Google Peace Schnitzel
It comes right up on the first page.
Not on the second where it is said that dead bodies are buried.
I was forever young and hopeful when I wrote it.
Passionate about food and peace,
and of course, schnitzels.
So, I penned a piece for HuffPost called Peace Schnitzel. It’s there if you search.
California has always been at the forefront of change in the food movement. It’s the state that first passed organic regulations in 1990 and birthed the first certifier, California Certified Organic Farmers (CCOF).
The first Farm-to-School projects also sprang forth in the Golden State in 1997, at Santa Monica-Malibu United School District and The Edible Schoolyard in Berkeley.
At long last, both Farm-to-School and Organic-to-School may come together.
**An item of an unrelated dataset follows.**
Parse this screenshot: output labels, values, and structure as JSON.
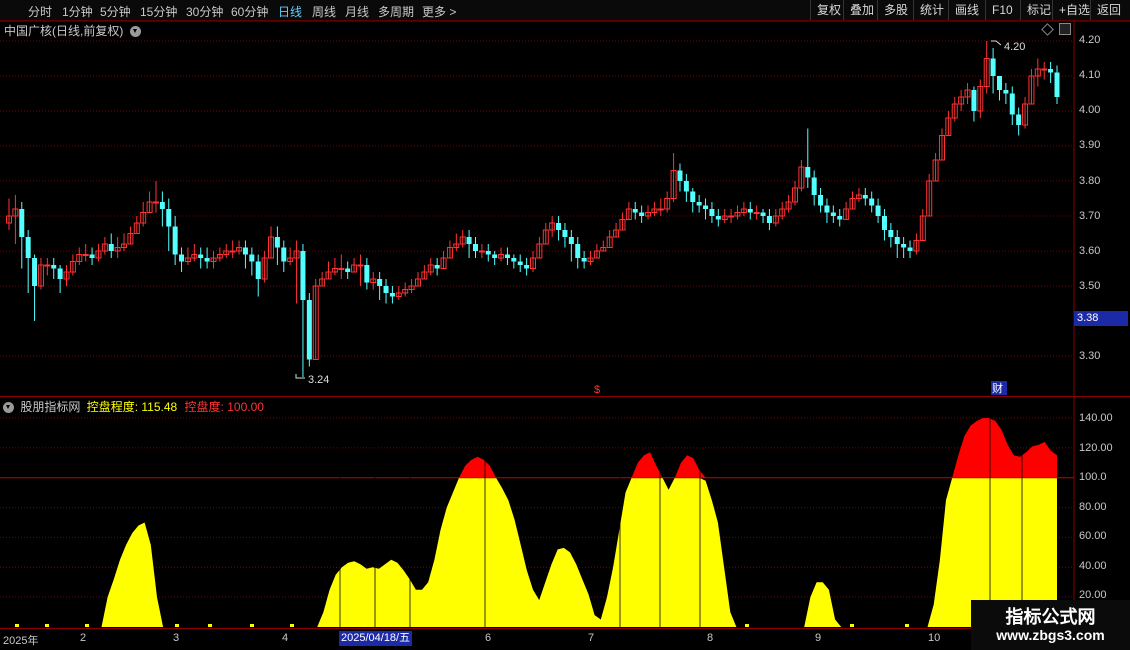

On February 21st, Assembly Member Cecilia Aguiar-Curry introduced AB 958 which would create the first-ever Organic-to-School pilot program in California. Continue reading
Conventional wisdom would tell us that eating food sprayed with toxic chemicals can’t be good for us. Avoiding flesh or fruit grown without poisons seems like a much healthier alternative.
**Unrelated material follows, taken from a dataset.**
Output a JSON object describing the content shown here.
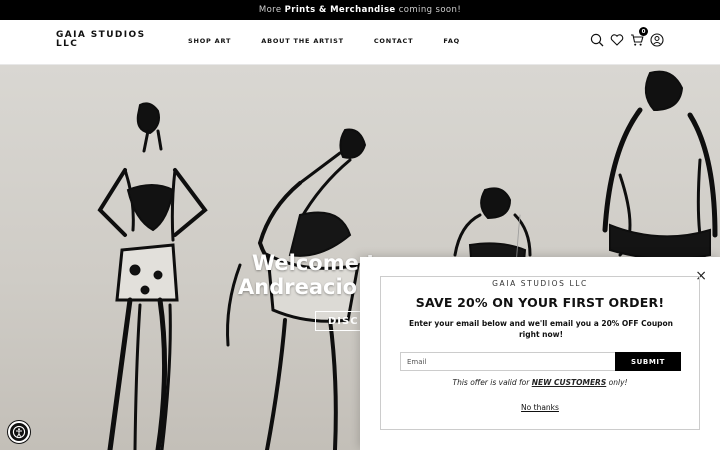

Now a groundbreaking study led by researchers at UC Berkeley, UC San Francisco and Friends of the Earth (FOE) reveals the benefits of an all-organic diet. The study, “Organic Diet Intervention Significantly Reduces Urinary Pesticide Levels in U.S. Children and Adults” found that eating organic significantly reduces the amount of measurable pesticides present in our body. Continue reading
While a good portion of America was jostling around their televisions rooting for the winning touchdown, I was waiting for The Ad. Sunday’s primetime event heralded the first time in our nation’s history that millions of Americanswould witness and be inspired by the USDA Organic seal—all at the same time.
The Michelob ULTRA Pure Gold Super Bowl ad may have been a milestone for organic, but do most football fans understand what it really means? Continue reading
You may ask why I should choose to reflect on the lowly onion. So pale and strong in its commonplace role in the kitchen. It marches forth into stews and soups alongside routine bedfellows of celery, carrot and spuds. We barely give onions a second thought as we shop and chop and cook. Yet, they were once of prominent importance and played a role in love and war and cuisines of the ages. Not always so mundane were these tender, translucent orbs of pungency.